"If we know there's asbestos in a school room what do you expect us to do?" Bloomberg shot back at reporters questioning his new initiative. "Say it's not our business? I don't think so. The same thing is true with food and smoking and a lot of things.
"Salt and asbestos, clearly both are bad for you," Bloomberg continued. "Modern medicine thinks you shouldn't be smoking if you want to live longer. Modern medicine thinks you shouldn't be eating salt, or sodium."
Bloomberg is pushing a plan to cut the amount of salt in packaged and restaurant foods by 25 percent over the next five years. He says the initiative is voluntary.

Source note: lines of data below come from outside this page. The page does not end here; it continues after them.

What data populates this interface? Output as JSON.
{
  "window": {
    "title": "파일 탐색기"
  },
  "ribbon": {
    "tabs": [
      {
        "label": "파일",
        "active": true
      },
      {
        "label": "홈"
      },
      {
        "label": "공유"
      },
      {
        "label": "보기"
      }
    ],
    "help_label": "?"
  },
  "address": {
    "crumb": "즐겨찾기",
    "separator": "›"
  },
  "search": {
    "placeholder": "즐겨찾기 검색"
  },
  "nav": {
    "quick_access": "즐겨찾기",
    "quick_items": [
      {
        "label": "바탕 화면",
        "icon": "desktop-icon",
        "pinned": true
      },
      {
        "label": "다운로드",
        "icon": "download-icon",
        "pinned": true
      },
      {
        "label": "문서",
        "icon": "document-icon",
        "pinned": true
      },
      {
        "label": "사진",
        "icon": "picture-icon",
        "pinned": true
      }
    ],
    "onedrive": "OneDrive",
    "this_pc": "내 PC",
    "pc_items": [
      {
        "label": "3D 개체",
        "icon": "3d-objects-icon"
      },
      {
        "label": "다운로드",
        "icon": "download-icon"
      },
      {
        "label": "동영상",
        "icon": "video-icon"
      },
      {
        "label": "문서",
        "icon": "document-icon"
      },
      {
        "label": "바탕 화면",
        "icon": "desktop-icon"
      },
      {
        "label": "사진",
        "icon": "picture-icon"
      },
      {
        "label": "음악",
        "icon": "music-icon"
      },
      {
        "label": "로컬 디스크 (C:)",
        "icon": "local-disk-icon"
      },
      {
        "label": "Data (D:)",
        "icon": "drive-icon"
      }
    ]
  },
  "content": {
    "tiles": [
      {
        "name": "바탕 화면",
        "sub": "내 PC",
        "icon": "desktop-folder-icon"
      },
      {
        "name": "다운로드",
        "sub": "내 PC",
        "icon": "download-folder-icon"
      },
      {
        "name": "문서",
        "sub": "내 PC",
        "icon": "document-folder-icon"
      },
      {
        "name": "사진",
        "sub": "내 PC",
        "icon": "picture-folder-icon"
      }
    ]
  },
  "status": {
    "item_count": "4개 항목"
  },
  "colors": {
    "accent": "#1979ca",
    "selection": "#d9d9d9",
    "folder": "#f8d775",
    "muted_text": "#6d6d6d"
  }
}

Never mind that salt has important properties that preserve and stabilize food, and its sodium ions help maintain the fluid in human blood cells.
Forget that the body does not manufacture its own sodium ions so there has to be some salt in everyone's diet.

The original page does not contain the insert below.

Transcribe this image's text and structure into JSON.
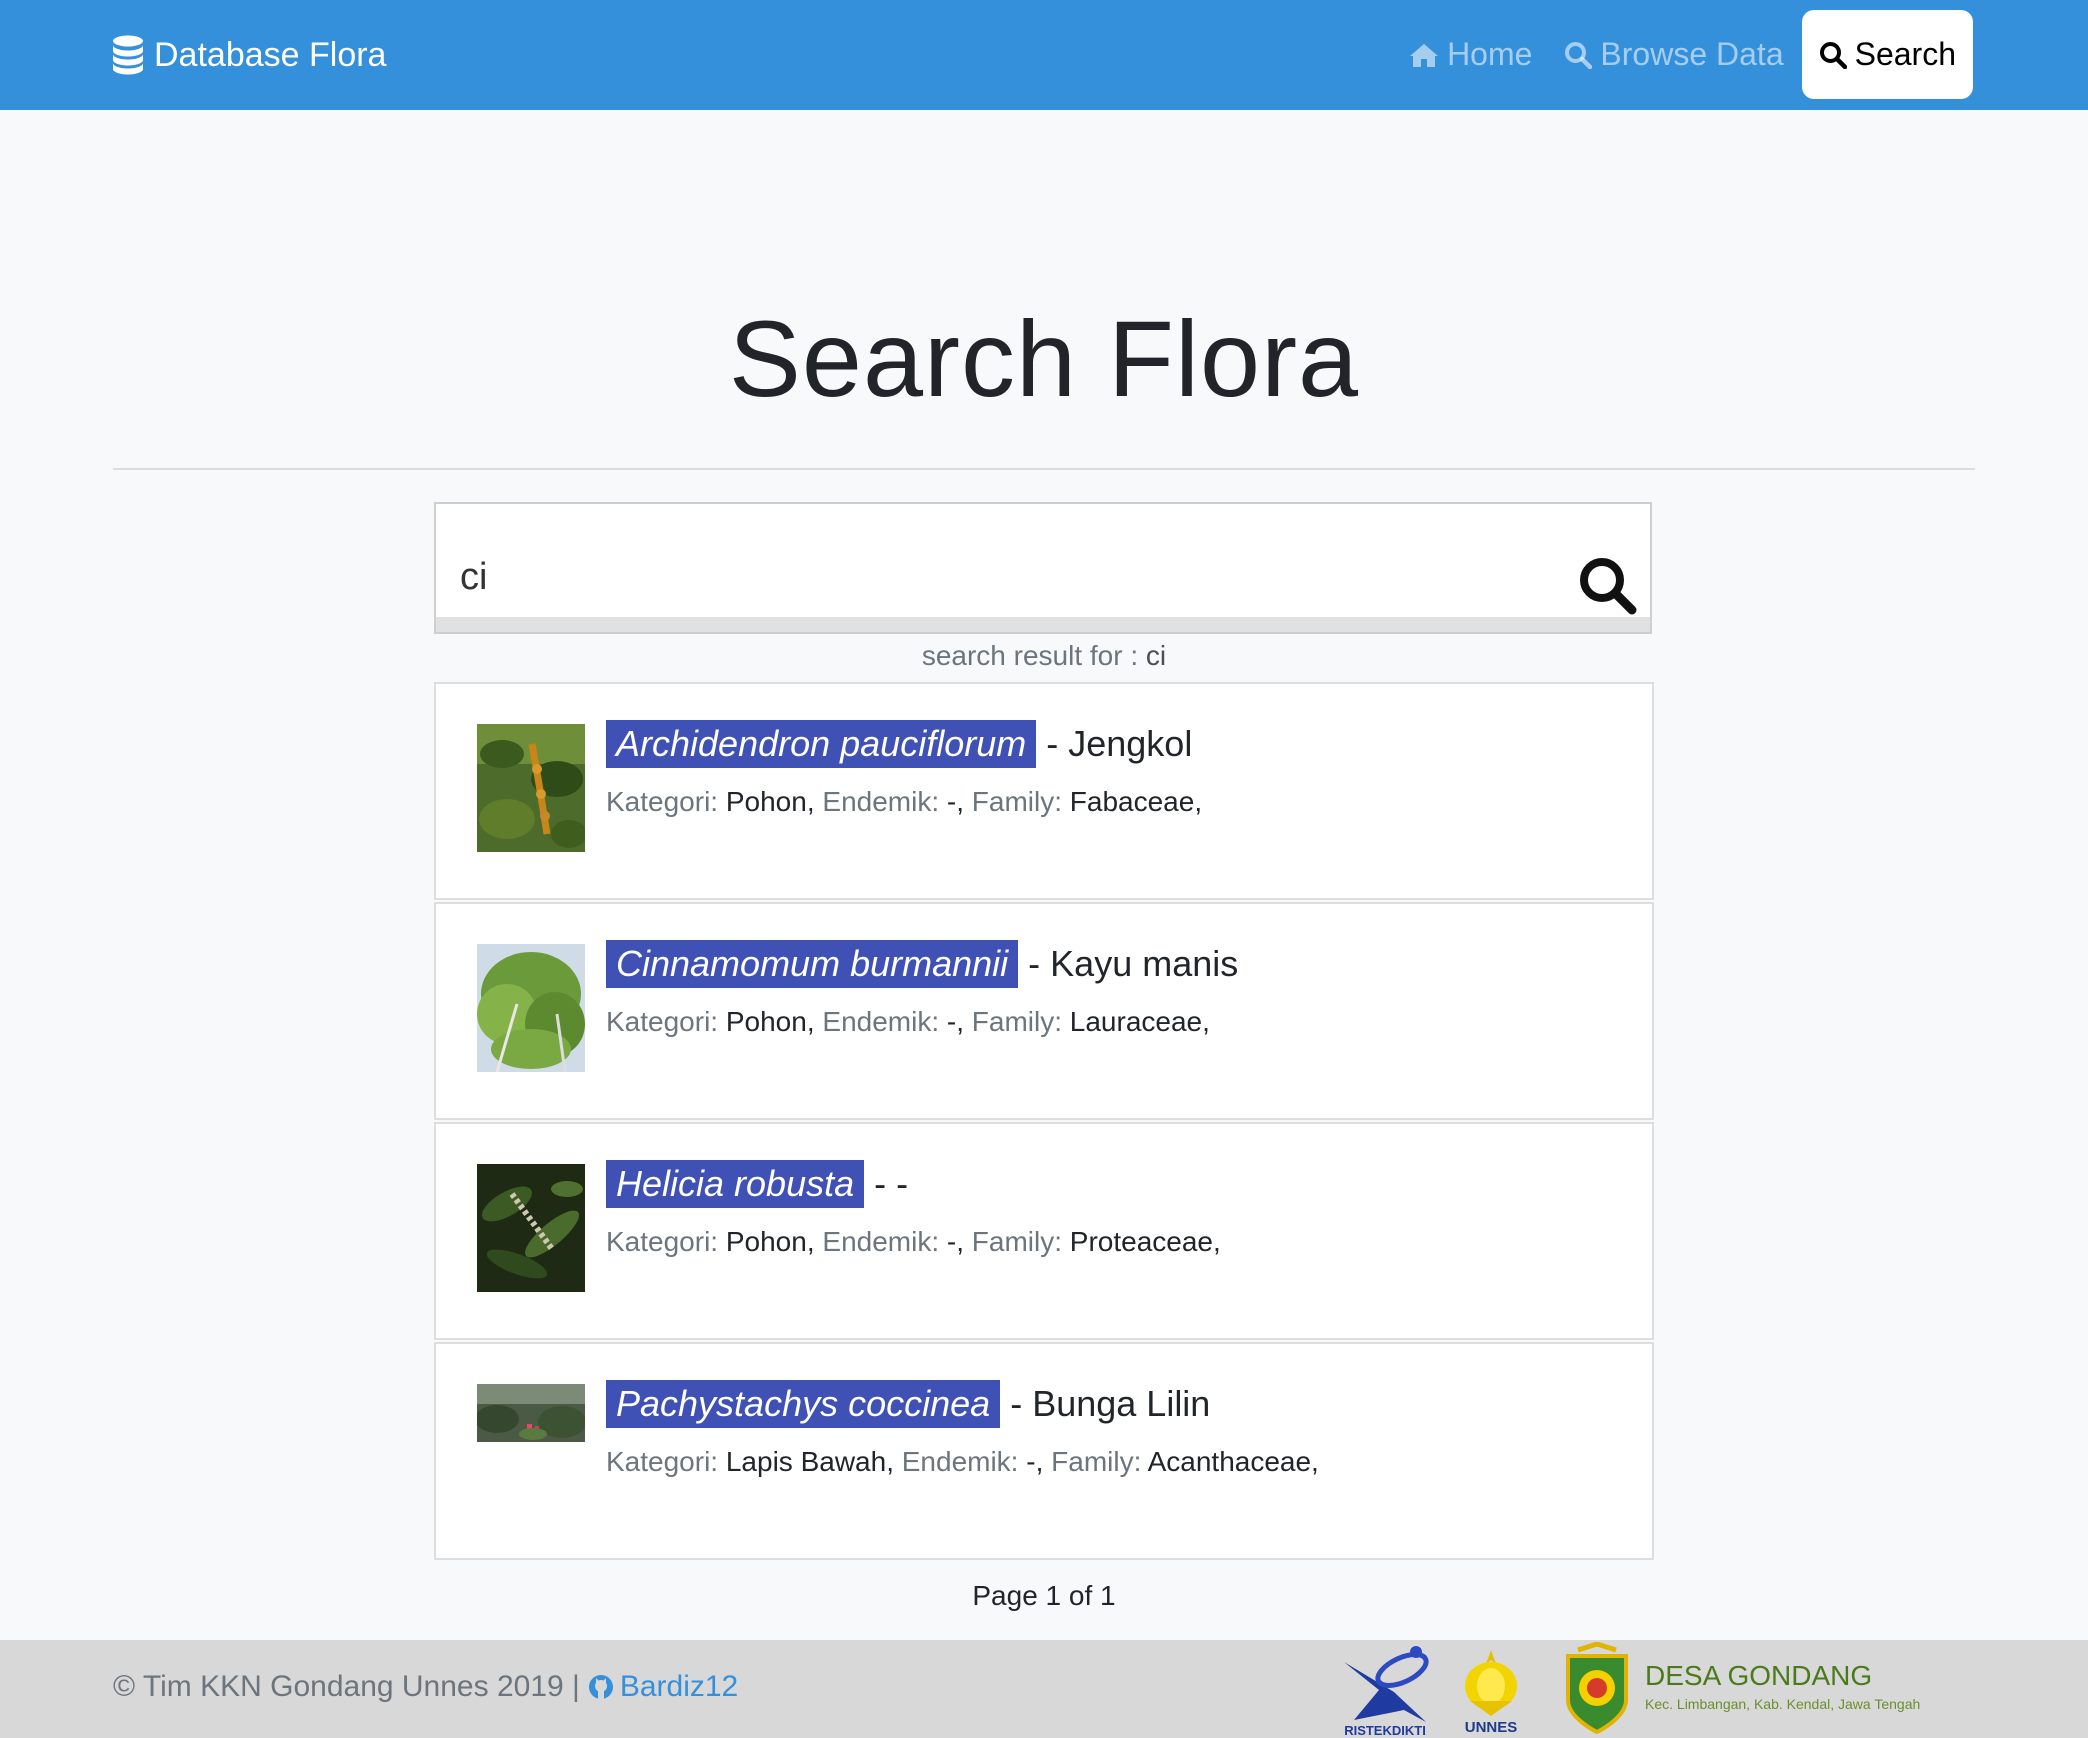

Restaurant owners have a less scientific reason for disliking the crackdown: salt makes food taste good.
Some of the city's top chefs and restaurant owners yesterday had a spicy message for City Hall: Simmer down and stay out of our kitchens.
"I'm all for trying to make New Yorkers healthier people," said acclaimed chef Ed Brown, owner of the restaurant eighty one on the Upper West Side. "But when it comes to him telling me how much salt to put in food, I have a problem with it."
Noted chef David Chang, owner of the Momofuku Noodle Bar, said cooks have been using salt with food almost as long as they have been using fire.
"You need salt to draw flavor out of food," Chang said. "It's a skill that you teach cooks. For that to be regulated by the government is just stupid and foolish."
Too much sodium contributes to high blood pressure, which can cause heart attacks and stroke, health officials say.